Defense Wants a Change of Venue

Bryan Kohberger enters a courtroom

The juror surveys in dispute are likely part of an effort to prepare for a change-of-venue hearing, New Jersey-based defense attorney and former prosecutor David Gelman told Fox News Digital. Kohberger’s attorneys filed a motion for a change of venue earlier this year, arguing that the small community of Latah County will hold bias against the suspected murder, infringing on his right to a fair and impartial trial.

"In order to gather sufficient evidence to support their application, the defense retained an expert who ‘sampled’ the potential juror pool to assess potential bias in Latah County," Gelman told the news outlet. "This was done by way of a telephone survey of 400 residents."

The prosecution took issue with the questions, which have not been made public, and accused the defense of violating a sealed court order relating to the survey, claiming they discussed specifics of the case with the public and disclosed information that would be inadmissible during trial.

Taylor rebutted the prosecutor’s accusation, saying: "The defense is asking prospective jurors in the county of Latah as to what information they are aware of that was previously ‘disclosed’ vis-a-vis the press," per Fox News Digital.

RELATED: Where Does the University of Idaho Murders Case Stand One Year Later?

Gelman told the outlet that there are a couple of things that “favor” the defense

A flyer seeking information about the killings of four University of Idaho students

"First, the surveys do indeed appear to be about gathering information as opposed to disseminating information,” he said. “Second, even if the motion to change venue were denied, any potential adverse impact upon the juror pool because of the survey will be not only negligible due to the small number of jurors contacted, but also addressable via voir dire."

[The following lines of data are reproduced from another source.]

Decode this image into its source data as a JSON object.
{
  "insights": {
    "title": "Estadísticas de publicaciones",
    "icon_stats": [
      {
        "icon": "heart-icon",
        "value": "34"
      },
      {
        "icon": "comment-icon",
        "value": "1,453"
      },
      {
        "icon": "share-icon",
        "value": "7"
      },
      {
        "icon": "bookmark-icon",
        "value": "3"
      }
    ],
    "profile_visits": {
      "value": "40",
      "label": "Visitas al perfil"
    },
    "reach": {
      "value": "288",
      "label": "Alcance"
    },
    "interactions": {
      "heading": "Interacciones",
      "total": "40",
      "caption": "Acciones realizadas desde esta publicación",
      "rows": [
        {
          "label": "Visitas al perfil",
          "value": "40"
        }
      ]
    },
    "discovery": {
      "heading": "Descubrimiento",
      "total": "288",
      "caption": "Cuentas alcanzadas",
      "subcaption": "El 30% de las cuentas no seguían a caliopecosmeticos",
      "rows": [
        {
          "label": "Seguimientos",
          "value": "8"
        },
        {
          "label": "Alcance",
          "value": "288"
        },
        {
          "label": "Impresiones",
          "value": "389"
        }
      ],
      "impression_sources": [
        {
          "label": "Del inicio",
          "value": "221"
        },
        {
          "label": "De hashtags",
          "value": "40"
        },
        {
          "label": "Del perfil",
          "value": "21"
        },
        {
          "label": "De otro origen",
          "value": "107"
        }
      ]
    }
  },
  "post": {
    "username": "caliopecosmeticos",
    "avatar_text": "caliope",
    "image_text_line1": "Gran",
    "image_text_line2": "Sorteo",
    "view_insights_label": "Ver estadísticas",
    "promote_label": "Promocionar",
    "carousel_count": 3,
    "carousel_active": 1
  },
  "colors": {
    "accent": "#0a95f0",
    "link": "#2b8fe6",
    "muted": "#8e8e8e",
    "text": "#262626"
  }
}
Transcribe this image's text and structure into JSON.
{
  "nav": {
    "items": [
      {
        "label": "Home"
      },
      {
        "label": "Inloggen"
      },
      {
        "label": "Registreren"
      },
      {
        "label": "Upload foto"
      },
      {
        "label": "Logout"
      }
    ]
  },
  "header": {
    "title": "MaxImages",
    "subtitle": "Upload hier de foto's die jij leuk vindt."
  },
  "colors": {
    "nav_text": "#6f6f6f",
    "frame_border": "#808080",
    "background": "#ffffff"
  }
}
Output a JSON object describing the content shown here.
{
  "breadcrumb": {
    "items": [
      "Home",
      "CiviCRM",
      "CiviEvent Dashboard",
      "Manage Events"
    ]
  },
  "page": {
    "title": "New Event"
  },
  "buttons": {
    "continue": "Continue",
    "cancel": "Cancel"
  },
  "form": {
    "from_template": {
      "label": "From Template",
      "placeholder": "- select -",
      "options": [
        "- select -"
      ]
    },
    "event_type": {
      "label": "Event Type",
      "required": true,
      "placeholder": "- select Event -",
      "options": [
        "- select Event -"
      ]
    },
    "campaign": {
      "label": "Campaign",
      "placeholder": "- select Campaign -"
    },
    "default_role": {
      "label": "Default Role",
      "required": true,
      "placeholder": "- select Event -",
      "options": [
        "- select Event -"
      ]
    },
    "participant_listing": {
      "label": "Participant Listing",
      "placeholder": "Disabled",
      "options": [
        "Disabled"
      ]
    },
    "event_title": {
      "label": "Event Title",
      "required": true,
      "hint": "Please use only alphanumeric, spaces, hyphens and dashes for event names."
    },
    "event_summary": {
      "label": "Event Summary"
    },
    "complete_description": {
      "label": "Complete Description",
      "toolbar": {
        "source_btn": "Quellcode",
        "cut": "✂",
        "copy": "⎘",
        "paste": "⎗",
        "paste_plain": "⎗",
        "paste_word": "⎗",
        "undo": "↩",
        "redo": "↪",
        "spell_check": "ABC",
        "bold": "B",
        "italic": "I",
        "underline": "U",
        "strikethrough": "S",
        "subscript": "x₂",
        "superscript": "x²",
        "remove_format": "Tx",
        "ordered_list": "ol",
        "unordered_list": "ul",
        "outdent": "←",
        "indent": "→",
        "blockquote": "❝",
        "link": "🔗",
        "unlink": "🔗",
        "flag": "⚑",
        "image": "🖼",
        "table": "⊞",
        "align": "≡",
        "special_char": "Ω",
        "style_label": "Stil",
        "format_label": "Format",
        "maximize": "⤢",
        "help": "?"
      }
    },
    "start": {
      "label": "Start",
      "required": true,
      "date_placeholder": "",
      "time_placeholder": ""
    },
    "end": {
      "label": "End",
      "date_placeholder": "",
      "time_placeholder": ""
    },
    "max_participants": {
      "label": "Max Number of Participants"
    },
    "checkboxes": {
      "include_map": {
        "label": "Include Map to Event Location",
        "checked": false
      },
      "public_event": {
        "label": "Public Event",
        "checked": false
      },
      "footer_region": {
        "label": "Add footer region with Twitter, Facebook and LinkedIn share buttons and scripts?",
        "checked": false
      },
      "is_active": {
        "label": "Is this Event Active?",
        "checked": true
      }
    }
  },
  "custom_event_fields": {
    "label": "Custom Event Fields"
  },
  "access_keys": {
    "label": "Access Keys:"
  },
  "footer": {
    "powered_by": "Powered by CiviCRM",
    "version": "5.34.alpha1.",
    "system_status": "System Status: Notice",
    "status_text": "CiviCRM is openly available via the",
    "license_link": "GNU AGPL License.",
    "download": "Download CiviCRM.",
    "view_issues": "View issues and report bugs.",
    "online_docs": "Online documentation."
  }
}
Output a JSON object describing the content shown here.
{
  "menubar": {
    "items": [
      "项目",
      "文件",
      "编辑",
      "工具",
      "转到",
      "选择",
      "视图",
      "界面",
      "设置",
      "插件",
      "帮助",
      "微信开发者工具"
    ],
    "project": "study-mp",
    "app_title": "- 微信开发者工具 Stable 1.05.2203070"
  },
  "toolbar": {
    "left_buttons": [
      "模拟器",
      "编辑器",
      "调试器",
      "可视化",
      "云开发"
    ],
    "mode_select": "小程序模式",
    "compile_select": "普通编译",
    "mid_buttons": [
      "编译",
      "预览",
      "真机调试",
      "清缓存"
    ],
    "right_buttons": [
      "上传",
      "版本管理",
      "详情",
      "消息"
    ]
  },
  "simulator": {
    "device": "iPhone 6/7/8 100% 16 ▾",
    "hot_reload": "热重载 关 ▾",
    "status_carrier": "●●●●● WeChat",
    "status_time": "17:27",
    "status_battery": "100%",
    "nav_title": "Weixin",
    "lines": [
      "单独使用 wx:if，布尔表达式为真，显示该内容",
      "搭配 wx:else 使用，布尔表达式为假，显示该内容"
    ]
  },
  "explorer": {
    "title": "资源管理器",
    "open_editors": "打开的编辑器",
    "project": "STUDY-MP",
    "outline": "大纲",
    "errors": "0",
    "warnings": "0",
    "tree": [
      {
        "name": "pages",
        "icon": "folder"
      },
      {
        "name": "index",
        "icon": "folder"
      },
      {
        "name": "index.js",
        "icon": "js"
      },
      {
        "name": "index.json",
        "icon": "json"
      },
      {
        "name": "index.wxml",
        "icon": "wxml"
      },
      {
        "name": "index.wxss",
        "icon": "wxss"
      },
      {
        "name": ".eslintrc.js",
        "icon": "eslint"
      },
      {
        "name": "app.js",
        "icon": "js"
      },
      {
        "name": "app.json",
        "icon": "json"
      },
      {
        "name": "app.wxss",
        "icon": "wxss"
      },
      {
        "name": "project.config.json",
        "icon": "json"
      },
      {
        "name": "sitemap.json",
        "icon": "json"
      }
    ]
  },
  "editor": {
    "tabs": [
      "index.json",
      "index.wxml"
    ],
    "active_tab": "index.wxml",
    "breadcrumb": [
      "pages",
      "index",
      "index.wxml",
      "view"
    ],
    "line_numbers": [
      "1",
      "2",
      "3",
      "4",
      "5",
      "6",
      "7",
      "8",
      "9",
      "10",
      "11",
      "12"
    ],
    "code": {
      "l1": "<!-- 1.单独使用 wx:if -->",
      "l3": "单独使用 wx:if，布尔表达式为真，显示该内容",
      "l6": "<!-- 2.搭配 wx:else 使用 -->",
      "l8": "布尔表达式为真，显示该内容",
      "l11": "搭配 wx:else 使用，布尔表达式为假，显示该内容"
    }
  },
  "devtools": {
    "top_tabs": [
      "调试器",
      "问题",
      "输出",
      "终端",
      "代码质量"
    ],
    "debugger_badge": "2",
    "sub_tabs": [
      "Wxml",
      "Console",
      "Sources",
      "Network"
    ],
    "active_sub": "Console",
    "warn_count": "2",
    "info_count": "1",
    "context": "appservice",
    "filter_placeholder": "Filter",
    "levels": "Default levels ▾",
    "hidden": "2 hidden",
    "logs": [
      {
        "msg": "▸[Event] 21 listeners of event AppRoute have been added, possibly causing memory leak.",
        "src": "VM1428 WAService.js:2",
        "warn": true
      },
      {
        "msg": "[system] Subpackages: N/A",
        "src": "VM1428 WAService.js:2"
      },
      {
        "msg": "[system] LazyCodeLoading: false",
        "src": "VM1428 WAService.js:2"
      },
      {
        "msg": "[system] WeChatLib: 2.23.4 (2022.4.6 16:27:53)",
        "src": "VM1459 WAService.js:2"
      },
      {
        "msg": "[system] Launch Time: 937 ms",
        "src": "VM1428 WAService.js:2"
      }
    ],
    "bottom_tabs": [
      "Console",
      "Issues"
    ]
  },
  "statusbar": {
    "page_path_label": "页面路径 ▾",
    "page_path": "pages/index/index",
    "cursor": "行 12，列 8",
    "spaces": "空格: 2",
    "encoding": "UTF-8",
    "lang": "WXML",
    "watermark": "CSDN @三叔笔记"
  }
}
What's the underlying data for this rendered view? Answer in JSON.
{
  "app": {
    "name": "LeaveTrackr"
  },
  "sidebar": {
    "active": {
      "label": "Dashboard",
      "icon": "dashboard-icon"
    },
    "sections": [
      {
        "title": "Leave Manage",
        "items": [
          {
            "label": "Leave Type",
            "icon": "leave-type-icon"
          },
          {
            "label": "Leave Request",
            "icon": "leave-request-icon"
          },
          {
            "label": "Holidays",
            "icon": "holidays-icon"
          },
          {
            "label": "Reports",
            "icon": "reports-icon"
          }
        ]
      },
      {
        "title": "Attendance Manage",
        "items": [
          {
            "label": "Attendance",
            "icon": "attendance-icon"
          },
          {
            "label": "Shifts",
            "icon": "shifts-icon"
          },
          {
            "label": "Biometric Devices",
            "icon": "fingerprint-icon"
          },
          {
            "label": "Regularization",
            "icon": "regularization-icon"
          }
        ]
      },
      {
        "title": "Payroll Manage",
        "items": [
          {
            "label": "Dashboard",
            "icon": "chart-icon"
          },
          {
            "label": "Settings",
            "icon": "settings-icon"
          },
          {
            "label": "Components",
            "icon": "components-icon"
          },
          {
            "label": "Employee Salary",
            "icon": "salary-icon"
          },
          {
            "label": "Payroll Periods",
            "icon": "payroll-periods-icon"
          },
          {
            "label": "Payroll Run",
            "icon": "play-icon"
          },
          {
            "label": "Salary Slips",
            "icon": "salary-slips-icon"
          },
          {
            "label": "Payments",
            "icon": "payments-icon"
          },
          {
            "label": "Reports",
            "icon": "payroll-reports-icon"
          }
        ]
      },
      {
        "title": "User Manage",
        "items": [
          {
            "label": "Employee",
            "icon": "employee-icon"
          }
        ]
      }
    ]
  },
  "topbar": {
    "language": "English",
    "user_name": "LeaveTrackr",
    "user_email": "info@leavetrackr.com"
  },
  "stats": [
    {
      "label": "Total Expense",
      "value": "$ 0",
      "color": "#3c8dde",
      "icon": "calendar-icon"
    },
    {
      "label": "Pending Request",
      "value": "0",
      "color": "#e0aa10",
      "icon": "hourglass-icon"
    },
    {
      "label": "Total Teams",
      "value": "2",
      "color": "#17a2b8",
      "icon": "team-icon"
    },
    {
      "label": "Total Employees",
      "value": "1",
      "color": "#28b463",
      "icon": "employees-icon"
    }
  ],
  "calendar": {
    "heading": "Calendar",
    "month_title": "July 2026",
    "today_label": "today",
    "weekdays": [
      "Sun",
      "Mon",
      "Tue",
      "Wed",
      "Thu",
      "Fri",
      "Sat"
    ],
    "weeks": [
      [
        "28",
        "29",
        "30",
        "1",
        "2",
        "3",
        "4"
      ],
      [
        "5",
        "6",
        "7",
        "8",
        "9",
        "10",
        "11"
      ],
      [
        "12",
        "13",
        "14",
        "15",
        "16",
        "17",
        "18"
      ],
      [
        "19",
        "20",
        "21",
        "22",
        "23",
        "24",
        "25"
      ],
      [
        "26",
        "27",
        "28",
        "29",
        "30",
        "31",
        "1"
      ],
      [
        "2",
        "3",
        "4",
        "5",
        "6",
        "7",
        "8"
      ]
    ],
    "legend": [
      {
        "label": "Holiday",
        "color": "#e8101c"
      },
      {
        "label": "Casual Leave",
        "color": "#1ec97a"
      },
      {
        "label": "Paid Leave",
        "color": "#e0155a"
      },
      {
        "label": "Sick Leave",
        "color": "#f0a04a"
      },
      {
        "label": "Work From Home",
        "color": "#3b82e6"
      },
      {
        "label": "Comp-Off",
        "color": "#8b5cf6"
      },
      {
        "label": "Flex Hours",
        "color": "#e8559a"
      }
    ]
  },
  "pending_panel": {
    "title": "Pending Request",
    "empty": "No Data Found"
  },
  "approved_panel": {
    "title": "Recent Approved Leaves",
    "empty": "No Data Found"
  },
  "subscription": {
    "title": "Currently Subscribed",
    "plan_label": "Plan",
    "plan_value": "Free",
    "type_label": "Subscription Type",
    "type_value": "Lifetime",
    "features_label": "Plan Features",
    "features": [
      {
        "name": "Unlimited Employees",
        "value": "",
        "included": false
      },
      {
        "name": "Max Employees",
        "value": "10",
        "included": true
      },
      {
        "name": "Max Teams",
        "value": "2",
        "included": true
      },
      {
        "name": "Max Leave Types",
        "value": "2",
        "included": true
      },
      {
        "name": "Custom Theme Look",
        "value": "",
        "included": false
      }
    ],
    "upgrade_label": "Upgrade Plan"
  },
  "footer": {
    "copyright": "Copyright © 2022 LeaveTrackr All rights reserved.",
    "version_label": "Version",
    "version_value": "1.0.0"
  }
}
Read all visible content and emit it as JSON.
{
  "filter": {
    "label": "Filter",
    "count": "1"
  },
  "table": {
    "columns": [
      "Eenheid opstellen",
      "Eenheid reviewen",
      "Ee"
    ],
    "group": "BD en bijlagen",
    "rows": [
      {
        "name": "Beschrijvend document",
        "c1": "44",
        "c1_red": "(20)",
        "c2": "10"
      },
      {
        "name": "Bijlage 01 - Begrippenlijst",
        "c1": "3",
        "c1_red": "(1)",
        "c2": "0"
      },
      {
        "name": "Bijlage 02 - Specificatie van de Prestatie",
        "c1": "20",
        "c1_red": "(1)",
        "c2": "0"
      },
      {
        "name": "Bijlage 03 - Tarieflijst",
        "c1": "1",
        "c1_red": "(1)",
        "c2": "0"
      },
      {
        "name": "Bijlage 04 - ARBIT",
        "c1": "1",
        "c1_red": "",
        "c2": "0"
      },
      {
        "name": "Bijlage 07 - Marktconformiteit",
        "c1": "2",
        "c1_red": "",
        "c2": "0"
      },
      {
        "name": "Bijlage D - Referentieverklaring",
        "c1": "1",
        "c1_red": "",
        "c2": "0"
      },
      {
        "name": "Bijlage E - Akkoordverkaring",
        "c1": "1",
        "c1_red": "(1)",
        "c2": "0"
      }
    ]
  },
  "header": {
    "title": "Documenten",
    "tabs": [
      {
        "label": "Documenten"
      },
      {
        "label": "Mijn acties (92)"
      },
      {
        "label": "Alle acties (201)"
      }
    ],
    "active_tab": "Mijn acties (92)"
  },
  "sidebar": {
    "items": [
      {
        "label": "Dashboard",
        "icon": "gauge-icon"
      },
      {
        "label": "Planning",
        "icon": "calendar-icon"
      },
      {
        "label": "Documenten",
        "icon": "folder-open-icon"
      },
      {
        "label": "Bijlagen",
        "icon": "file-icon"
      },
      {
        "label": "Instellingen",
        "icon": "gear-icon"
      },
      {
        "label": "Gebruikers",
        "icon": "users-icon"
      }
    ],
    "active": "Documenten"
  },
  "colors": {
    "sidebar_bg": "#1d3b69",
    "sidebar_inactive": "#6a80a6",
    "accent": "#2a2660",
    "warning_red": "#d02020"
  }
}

The defense’s inquiry in a change of venue is motivated by the fact that Latah County is where the murders of University of Idaho students Kaylee Goncalves, 21, Madison Mogen, 21, Xana Kernodle, 20, and Ethan Chapin, 20, took place. Each were found fatally stabbed in the off-campus home in Moscow, Idaho on November 13, 2022. Kohberger — a former Ph.D. criminology student at Washington State University — is charged with four counts of murder and one count of burglary.

Thompson has argued that the case has already received global attention in the media and a change in venue would be redundant, per Fox News Digital.

The trial for the quadruple slaying has not yet been scheduled as Kohberger waived his right to a speedy trial in August 2023.